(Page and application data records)
----------

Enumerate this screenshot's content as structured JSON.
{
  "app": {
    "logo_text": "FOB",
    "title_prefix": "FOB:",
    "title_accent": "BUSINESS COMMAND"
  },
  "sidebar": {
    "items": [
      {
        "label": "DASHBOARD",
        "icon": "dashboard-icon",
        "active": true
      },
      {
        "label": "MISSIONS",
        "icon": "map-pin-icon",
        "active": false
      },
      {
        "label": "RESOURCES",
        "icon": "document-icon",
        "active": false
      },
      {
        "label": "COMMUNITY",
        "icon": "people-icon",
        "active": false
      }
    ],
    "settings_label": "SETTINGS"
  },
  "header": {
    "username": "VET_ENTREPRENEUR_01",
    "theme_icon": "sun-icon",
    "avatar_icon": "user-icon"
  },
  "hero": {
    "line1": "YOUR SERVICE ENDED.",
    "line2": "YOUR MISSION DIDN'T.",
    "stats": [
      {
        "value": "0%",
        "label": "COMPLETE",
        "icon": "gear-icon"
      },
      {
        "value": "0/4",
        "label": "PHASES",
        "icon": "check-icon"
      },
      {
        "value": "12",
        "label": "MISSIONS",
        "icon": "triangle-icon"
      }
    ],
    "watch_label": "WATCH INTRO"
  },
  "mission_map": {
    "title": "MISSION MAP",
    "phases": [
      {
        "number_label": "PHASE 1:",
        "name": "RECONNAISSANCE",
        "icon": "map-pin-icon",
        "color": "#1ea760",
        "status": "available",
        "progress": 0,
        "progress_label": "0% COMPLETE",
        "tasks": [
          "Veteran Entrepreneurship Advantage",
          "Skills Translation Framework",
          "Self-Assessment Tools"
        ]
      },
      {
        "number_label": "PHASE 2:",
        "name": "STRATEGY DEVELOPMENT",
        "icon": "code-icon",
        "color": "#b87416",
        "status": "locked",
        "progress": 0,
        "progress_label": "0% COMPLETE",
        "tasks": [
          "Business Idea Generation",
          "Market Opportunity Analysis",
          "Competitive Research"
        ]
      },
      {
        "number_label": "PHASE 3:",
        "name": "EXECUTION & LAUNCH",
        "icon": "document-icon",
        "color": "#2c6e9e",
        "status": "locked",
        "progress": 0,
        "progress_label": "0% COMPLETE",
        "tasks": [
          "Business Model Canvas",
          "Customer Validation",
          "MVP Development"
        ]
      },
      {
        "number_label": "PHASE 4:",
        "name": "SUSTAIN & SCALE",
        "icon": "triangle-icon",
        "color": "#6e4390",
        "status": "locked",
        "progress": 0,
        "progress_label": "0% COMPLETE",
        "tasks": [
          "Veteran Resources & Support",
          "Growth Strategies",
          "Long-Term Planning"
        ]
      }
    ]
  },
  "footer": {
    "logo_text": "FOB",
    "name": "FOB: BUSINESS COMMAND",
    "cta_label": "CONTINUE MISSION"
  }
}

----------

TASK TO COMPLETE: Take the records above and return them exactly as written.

ANSWER BELOW:
Enumerate this screenshot's content as structured JSON.
{
  "app": {
    "logo_text": "FOB",
    "title_prefix": "FOB:",
    "title_accent": "BUSINESS COMMAND"
  },
  "sidebar": {
    "items": [
      {
        "label": "DASHBOARD",
        "icon": "dashboard-icon",
        "active": true
      },
      {
        "label": "MISSIONS",
        "icon": "map-pin-icon",
        "active": false
      },
      {
        "label": "RESOURCES",
        "icon": "document-icon",
        "active": false
      },
      {
        "label": "COMMUNITY",
        "icon": "people-icon",
        "active": false
      }
    ],
    "settings_label": "SETTINGS"
  },
  "header": {
    "username": "VET_ENTREPRENEUR_01",
    "theme_icon": "sun-icon",
    "avatar_icon": "user-icon"
  },
  "hero": {
    "line1": "YOUR SERVICE ENDED.",
    "line2": "YOUR MISSION DIDN'T.",
    "stats": [
      {
        "value": "0%",
        "label": "COMPLETE",
        "icon": "gear-icon"
      },
      {
        "value": "0/4",
        "label": "PHASES",
        "icon": "check-icon"
      },
      {
        "value": "12",
        "label": "MISSIONS",
        "icon": "triangle-icon"
      }
    ],
    "watch_label": "WATCH INTRO"
  },
  "mission_map": {
    "title": "MISSION MAP",
    "phases": [
      {
        "number_label": "PHASE 1:",
        "name": "RECONNAISSANCE",
        "icon": "map-pin-icon",
        "color": "#1ea760",
        "status": "available",
        "progress": 0,
        "progress_label": "0% COMPLETE",
        "tasks": [
          "Veteran Entrepreneurship Advantage",
          "Skills Translation Framework",
          "Self-Assessment Tools"
        ]
      },
      {
        "number_label": "PHASE 2:",
        "name": "STRATEGY DEVELOPMENT",
        "icon": "code-icon",
        "color": "#b87416",
        "status": "locked",
        "progress": 0,
        "progress_label": "0% COMPLETE",
        "tasks": [
          "Business Idea Generation",
          "Market Opportunity Analysis",
          "Competitive Research"
        ]
      },
      {
        "number_label": "PHASE 3:",
        "name": "EXECUTION & LAUNCH",
        "icon": "document-icon",
        "color": "#2c6e9e",
        "status": "locked",
        "progress": 0,
        "progress_label": "0% COMPLETE",
        "tasks": [
          "Business Model Canvas",
          "Customer Validation",
          "MVP Development"
        ]
      },
      {
        "number_label": "PHASE 4:",
        "name": "SUSTAIN & SCALE",
        "icon": "triangle-icon",
        "color": "#6e4390",
        "status": "locked",
        "progress": 0,
        "progress_label": "0% COMPLETE",
        "tasks": [
          "Veteran Resources & Support",
          "Growth Strategies",
          "Long-Term Planning"
        ]
      }
    ]
  },
  "footer": {
    "logo_text": "FOB",
    "name": "FOB: BUSINESS COMMAND",
    "cta_label": "CONTINUE MISSION"
  }
}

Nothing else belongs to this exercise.